From this point on, the production team never missed an opportunity to let me know how difficult it is to become a contestant and how I was “already a winner.” This was nice to hear, and there was nothing disingenuous about it, but you didn’t need to be Ken Jennings to understand they were trying to dispel you of any delusional expectations. I realized half way through the first round that they were talking about the buzzer system.
My tape date was Jan. 23, 2018, at Sony Studios in Los Angeles. There are five shows taped each day. I, along with the 14 other scheduled contestants, arrived several hours early for orientation and practice rounds. The one rule deemed paramount with respect to the buzzer is that it will only register after Trebek finishes saying the last syllable of the last word of the clue. If you are a split second early you are locked out for 1.5 seconds. When you take into consideration the gauntlet everyone with a buzzer has run to get there, it might as well lock you out for 1.5 hours.
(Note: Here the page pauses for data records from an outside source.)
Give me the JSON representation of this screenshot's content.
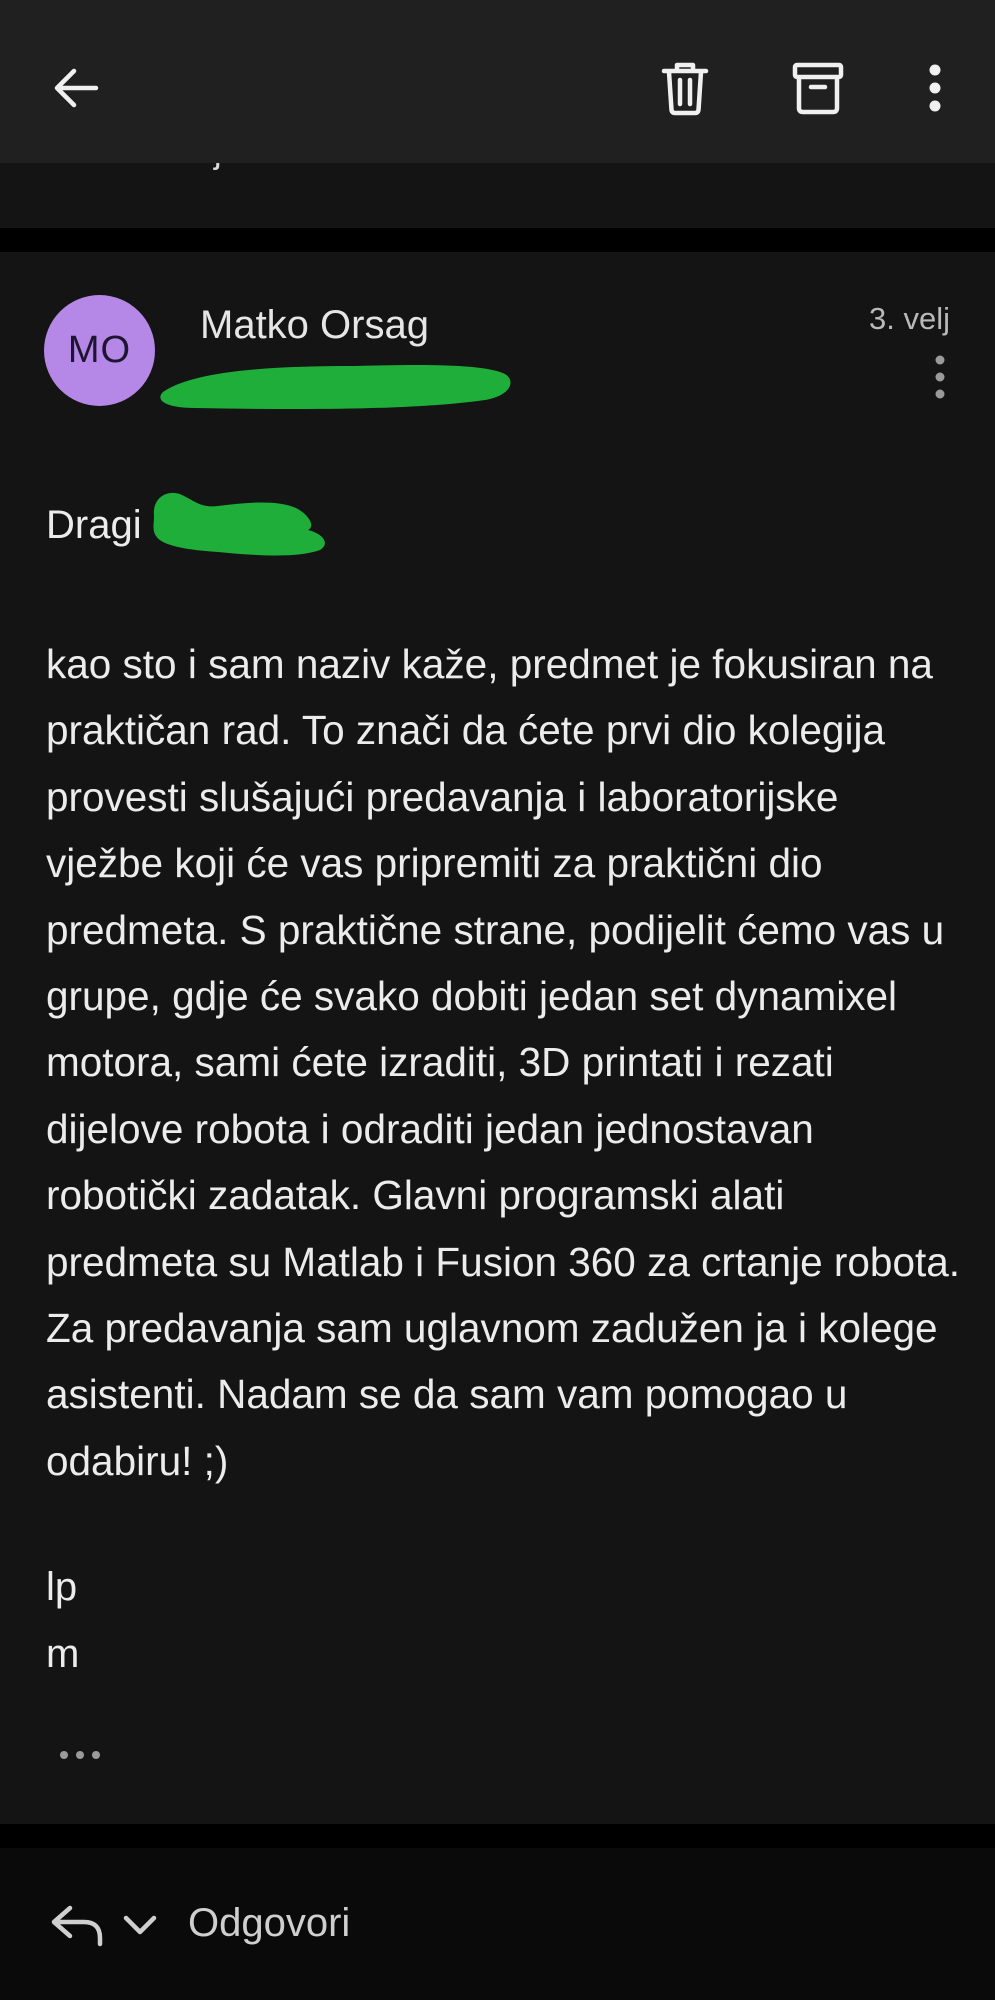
{
  "colors": {
    "background": "#000000",
    "topbar": "#202020",
    "card": "#141414",
    "avatar": "#b587e6",
    "redaction": "#1fae3a",
    "text": "#ececec",
    "muted": "#b9b9b9"
  },
  "toolbar": {
    "back_icon": "arrow-left-icon",
    "delete_icon": "trash-icon",
    "archive_icon": "archive-icon",
    "more_icon": "more-vertical-icon"
  },
  "previous_message": {
    "snippet": "j"
  },
  "message": {
    "avatar_initials": "MO",
    "sender_name": "Matko Orsag",
    "date": "3. velj",
    "greeting": "Dragi",
    "body": "kao sto i sam naziv kaže, predmet je fokusiran na praktičan rad. To znači da ćete prvi dio kolegija provesti slušajući predavanja i laboratorijske vježbe koji će vas pripremiti za praktični dio predmeta. S praktične strane, podijelit ćemo vas u grupe, gdje će svako dobiti jedan set dynamixel motora, sami ćete izraditi, 3D printati i rezati dijelove robota i odraditi jedan jednostavan robotički zadatak. Glavni programski alati predmeta su Matlab i Fusion 360 za crtanje robota. Za predavanja sam uglavnom zadužen ja i kolege asistenti. Nadam se da sam vam pomogao u odabiru! ;)",
    "signature_line1": "lp",
    "signature_line2": "m"
  },
  "bottom_bar": {
    "reply_label": "Odgovori",
    "reply_icon": "reply-icon",
    "chevron_icon": "chevron-down-icon"
  }
}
Every contestant knows the answers to at least 90 percent of the clues. It’s entirely about mastering the buzzer early.
The Jeopardy! hero’s tragedy is that, once a contestant, you are no longer in a test of knowledge. Every contestant knows the answers to at least 90 percent of the clues. It’s entirely about mastering the buzzer early. And because Jeopardy! is essentially a zero-sum contest, you are forced to take larger risks the longer you are unable to zone in on the rhythms of Alex Trebek’s speech.
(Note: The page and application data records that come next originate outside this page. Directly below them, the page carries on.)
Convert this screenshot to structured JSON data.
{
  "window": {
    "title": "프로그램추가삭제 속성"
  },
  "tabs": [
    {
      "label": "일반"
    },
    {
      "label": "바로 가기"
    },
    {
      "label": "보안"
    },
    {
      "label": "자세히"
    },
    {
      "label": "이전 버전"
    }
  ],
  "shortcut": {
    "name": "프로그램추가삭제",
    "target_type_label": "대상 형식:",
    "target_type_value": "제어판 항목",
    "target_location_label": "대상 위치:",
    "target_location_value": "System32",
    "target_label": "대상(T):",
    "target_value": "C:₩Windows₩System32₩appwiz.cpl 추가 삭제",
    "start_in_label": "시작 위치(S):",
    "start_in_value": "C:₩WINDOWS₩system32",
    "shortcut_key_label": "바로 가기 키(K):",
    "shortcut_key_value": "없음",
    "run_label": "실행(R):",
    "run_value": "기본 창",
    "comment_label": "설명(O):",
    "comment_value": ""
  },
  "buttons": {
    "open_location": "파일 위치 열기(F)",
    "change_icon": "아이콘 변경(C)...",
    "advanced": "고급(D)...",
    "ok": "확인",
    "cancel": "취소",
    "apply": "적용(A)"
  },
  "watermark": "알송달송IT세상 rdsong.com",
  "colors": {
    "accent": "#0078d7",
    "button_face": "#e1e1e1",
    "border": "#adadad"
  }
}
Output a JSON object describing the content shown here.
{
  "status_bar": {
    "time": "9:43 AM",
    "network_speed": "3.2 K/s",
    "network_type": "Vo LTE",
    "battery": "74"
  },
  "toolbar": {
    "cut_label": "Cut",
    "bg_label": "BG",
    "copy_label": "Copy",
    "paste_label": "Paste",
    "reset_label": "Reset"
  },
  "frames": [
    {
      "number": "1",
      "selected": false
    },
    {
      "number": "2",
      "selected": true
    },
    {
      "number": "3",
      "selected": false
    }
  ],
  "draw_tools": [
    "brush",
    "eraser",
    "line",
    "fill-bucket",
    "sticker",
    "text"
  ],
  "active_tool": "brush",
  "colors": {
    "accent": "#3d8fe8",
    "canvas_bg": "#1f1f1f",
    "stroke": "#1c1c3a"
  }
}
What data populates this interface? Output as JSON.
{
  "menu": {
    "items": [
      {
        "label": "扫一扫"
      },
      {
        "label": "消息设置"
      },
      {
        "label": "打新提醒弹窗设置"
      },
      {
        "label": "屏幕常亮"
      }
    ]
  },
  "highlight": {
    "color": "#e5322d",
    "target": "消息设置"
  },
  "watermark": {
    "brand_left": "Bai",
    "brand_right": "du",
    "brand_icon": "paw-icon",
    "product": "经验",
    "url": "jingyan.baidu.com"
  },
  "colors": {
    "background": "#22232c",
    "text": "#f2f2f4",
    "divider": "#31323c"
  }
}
Now back to the game. I am $1,000 in the hole with less than three minutes to go in Double Jeopardy. Any contestant who ends Double Jeopardy below zero dollars cannot compete in Final Jeopardy. I am acutely aware of this. I turned to the audience where my wife and several friends from Los Angeles were sitting. They had the same look my parents had when I struck out in little league: supportive and pitying.
I should also mention at this point that I am an incorrigible head case. Pressure, historically, triggers a life’s worth of phobias and insecurities that render me useless. Now add to that television cameras manned by a professional crew, a strictly timed trivia contest with a clock staring me down, a studio audience, and, uh, you know, Alex Trebek. Anyone who knows me much more than casually no doubt wanted to change the channel rather than watch me sulk to my demise.
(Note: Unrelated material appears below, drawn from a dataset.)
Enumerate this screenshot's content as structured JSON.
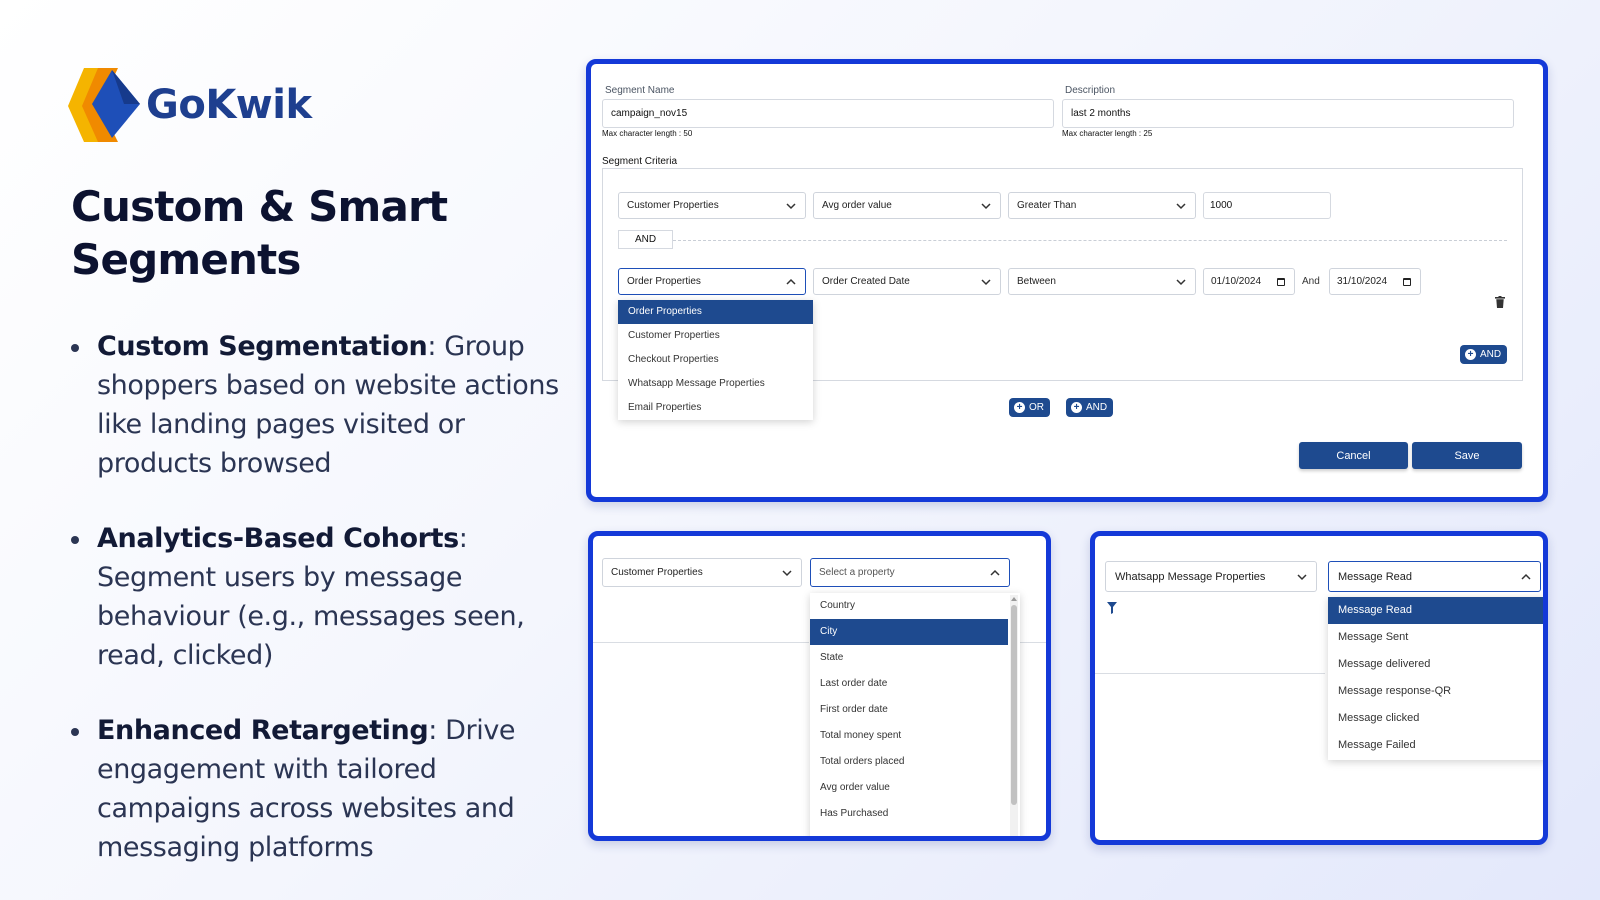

The wave of anticipated humiliation began to well up in my spine. The corners of my mouth began to tick up, knowing they would have to wear a smile my brain did not order. Then something strange happened. My entire body rallied a feeling that I have only read about. Rather than conjuring up visions of a nationally televised embarrassment, I became strangely and undeniably relaxed. I mentally transported to my home arena, suddenly imbued with sofa-borne confidence.
I stopped obsessing over the buzzer and began reacting to the clues organically. In the moment, I managed to visit a bit of perspective and embraced how incredibly fun this was. Then I proceeded to answer five out of the last seven clues, including a Daily Double and went into Final Jeopardy with $9,000. For a few moments, I was able to ignore the Weird Al Yankovic video “I Lost On Jeopardy!” that had been running on a loop inside my head for the previous 10 minutes.
How it all came crashing down. My self-actualized revelation at the tail end of Double Jeopardy was not enough to overcome the fact that the two women I was competing against were brilliant and unflappable. I answered Final Jeopardy correctly, they did too, and I finished in third place.
I will never tell this story without including that Alex Trebek and the entire production team were absolutely wonderful. They completely understand how alien this entire experience is to the bewildered trivia buffs marched in from the real world. It was uncomfortable, surreal, and one of the greatest experiences of my life.